4. Education and Human Capital Development: Investing in education and skills development is crucial for improving labor productivity and enhancing real GDP growth. Governments should focus on providing quality education and training programs to equip individuals with the necessary skills to meet the demands of a rapidly changing economy.

5. Innovation and Technological Advancements: Policies that promote innovation, research and development, and technology adoption can fuel productivity growth and drive real GDP expansion. Governments can provide incentives for research and development activities, support start-ups, and encourage collaboration between industries and academic institutions.

6. Structural Reforms: Addressing structural issues within the economy, such as eliminating barriers to entry, streamlining regulations, and enhancing the business environment, can foster competition, innovation, and efficiency. These reforms can promote economic diversification, stimulate investments, and contribute to sustainable real GDP growth.

7. Trade and International Cooperation: Governments can pursue policies that facilitate international trade, promote exports, and attract foreign direct investment. By embracing globalization and engaging in mutually beneficial trade agreements, countries can tap into new markets, increase economic opportunities, and spur real GDP growth.

8. Income Redistribution: Governments should take measures to reduce income inequality and ensure equitable distribution of wealth. Policies such as progressive taxation, social safety nets, and targeted welfare programs can help reduce the gap between the rich and the poor, promote inclusive growth, and enhance overall economic stability.

It is important for policymakers to tailor these recommendations to the specific circumstances and challenges faced by their respective economies. Implementing a combination of these measures can contribute to overcoming the obstacles associated with slow real GDP growth and lead to sustainable and inclusive economic development.



Slow real GDP growth can pose significant challenges for an economy, affecting job creation, income growth, investment, and overall economic well-being. Understanding the factors that contribute to slow real GDP growth and implementing effective policy measures is crucial for promoting sustainable economic development.

Factors such as economic shocks, weak investment, declining productivity, and policy uncertainty can all contribute to slow real GDP growth. Additionally, demographic changes, income inequality, external trade factors, and structural issues within the economy can further exacerbate the problem.

The impacts of slow real GDP growth are far-reaching, with consequences for employment rates, consumer confidence, government revenues, financial markets, and social inequality. Policies should be implemented to stimulate economic activity, including expansionary fiscal and monetary measures, investment in infrastructure and human capital, promotion of innovation and technological advancements, and tackling structural barriers.

International cooperation and trade facilitation are also crucial in fostering economic growth, while addressing income inequality and ensuring equitable wealth distribution are essential for long-term stability and inclusivity.

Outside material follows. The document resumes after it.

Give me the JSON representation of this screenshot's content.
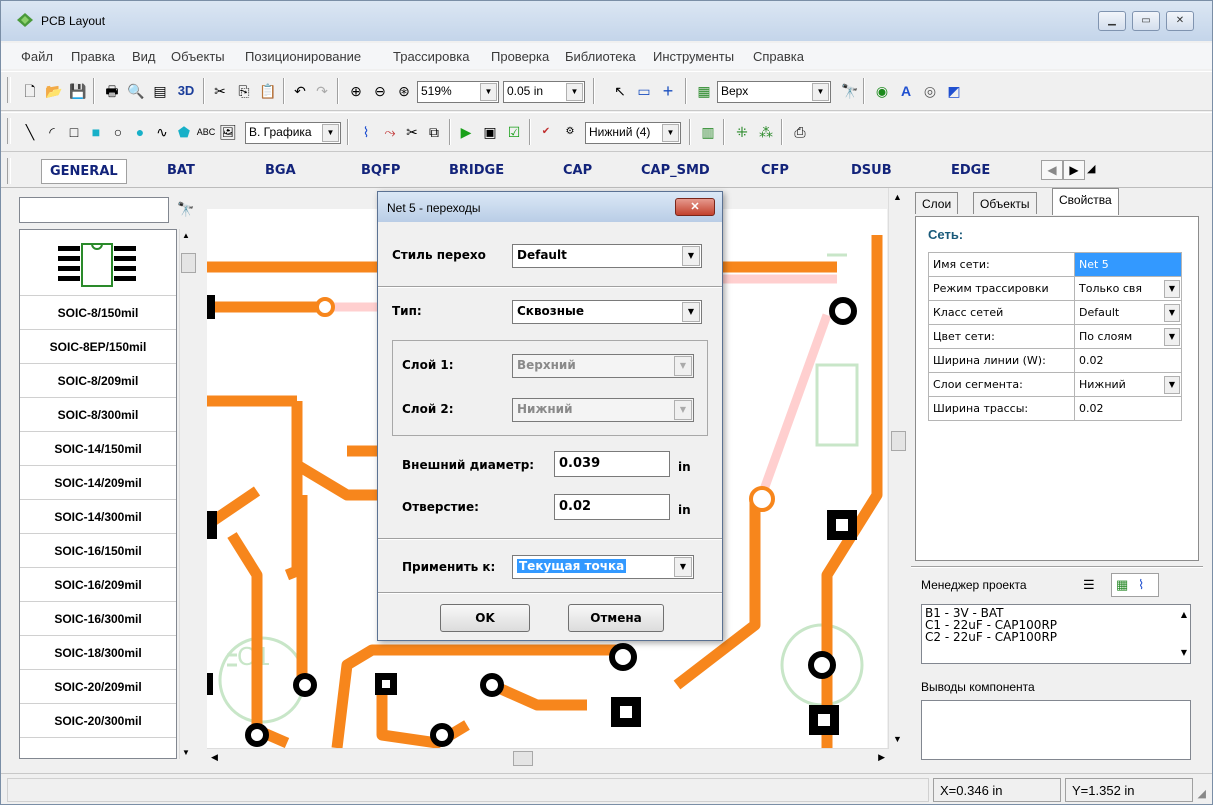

By adopting a comprehensive approach and implementing a combination of these policy recommendations, economies can overcome the challenges associated with slow real GDP growth and create an environment conducive to sustainable and inclusive economic growth.

It is imperative for policymakers, economists, and stakeholders across various sectors to work together to address these issues, monitor economic trends, and adapt strategies to foster robust and resilient economies.